_Work required_
Among the entries below, how many lines contain "content"? Answer with the number only.

=== Section Start ===

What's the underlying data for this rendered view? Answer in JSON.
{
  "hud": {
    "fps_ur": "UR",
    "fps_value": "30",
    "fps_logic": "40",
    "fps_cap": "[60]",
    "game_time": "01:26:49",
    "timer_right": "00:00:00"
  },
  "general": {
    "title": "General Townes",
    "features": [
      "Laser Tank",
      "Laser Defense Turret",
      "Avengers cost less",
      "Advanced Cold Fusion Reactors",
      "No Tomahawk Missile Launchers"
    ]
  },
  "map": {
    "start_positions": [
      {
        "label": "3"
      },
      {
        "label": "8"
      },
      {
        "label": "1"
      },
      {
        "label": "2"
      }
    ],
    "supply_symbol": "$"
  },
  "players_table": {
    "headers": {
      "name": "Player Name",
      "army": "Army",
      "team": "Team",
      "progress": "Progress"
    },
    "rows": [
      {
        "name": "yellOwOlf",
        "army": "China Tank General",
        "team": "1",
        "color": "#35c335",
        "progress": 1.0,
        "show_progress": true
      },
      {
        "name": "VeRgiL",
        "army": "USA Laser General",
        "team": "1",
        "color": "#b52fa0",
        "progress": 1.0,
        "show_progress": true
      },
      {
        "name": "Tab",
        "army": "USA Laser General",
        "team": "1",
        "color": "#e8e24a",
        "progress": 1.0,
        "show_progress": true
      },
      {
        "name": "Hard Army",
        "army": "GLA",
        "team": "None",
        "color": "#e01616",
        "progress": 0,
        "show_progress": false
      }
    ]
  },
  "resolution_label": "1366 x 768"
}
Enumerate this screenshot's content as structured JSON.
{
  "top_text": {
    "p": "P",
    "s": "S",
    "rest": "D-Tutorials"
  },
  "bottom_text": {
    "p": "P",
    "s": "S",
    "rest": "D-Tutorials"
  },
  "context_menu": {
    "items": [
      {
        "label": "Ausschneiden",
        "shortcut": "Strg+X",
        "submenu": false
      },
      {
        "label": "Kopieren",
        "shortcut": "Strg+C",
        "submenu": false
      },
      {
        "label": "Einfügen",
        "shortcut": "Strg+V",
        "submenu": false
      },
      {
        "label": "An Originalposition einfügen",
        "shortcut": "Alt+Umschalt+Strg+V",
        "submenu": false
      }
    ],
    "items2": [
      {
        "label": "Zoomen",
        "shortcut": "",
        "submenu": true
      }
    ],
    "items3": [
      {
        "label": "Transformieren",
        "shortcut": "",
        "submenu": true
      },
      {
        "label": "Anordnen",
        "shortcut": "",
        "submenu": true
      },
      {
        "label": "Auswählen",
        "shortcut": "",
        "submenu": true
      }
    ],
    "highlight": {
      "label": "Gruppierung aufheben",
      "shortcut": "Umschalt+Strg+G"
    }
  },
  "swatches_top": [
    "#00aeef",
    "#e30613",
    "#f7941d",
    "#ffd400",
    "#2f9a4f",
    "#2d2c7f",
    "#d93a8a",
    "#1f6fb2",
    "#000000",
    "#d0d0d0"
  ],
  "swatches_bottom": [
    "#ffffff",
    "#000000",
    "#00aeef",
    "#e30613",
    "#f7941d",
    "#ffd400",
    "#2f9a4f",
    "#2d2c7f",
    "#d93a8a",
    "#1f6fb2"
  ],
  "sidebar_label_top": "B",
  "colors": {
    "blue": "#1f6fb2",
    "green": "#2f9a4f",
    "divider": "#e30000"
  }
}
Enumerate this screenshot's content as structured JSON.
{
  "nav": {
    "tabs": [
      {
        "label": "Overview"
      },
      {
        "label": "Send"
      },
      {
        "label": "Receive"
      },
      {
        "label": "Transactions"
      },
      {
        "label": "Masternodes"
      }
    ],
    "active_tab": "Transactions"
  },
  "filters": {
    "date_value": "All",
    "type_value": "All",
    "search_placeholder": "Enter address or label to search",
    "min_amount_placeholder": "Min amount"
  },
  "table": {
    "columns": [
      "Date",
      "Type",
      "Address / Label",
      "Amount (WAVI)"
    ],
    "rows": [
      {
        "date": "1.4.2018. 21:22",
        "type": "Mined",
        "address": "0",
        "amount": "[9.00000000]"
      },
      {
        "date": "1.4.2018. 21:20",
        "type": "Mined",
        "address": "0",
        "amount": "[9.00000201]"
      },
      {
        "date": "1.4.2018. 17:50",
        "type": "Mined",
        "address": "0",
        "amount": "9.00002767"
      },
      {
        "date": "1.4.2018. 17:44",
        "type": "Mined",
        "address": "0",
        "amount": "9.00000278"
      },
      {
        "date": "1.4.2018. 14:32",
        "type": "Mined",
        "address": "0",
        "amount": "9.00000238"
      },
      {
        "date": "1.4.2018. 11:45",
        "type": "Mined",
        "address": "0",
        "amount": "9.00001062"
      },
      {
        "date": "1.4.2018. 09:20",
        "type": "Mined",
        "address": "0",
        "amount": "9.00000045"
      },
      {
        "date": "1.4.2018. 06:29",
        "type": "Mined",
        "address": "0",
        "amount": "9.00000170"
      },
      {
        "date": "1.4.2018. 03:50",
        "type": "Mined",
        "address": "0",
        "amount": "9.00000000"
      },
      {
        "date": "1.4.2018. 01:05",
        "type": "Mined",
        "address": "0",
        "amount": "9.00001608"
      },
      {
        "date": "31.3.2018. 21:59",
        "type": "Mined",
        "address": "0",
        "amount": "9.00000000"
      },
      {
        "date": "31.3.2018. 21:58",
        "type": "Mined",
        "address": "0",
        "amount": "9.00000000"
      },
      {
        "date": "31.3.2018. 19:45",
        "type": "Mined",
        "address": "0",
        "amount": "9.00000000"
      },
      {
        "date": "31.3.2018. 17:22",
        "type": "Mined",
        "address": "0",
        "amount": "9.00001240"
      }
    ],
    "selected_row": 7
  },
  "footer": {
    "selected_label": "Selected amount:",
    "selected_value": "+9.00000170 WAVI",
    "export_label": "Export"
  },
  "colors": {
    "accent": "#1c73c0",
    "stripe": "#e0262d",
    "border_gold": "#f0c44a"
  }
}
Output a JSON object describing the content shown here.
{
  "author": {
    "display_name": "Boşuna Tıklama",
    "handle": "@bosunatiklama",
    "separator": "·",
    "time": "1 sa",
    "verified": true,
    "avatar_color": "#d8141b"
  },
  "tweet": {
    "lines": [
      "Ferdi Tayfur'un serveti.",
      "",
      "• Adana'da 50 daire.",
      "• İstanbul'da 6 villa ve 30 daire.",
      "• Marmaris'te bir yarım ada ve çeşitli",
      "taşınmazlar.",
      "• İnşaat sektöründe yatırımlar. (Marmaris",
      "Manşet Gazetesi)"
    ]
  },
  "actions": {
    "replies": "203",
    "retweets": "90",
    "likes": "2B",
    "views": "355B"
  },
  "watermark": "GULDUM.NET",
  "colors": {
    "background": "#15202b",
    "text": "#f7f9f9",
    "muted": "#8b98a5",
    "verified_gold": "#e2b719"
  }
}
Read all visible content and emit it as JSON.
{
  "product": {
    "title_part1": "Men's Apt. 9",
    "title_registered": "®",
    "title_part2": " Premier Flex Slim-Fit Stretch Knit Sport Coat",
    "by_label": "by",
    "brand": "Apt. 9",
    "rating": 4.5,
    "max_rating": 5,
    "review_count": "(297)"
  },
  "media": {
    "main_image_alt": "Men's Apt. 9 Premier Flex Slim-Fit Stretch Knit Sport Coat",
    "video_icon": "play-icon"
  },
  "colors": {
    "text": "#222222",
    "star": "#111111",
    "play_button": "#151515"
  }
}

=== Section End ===

_Task response_
4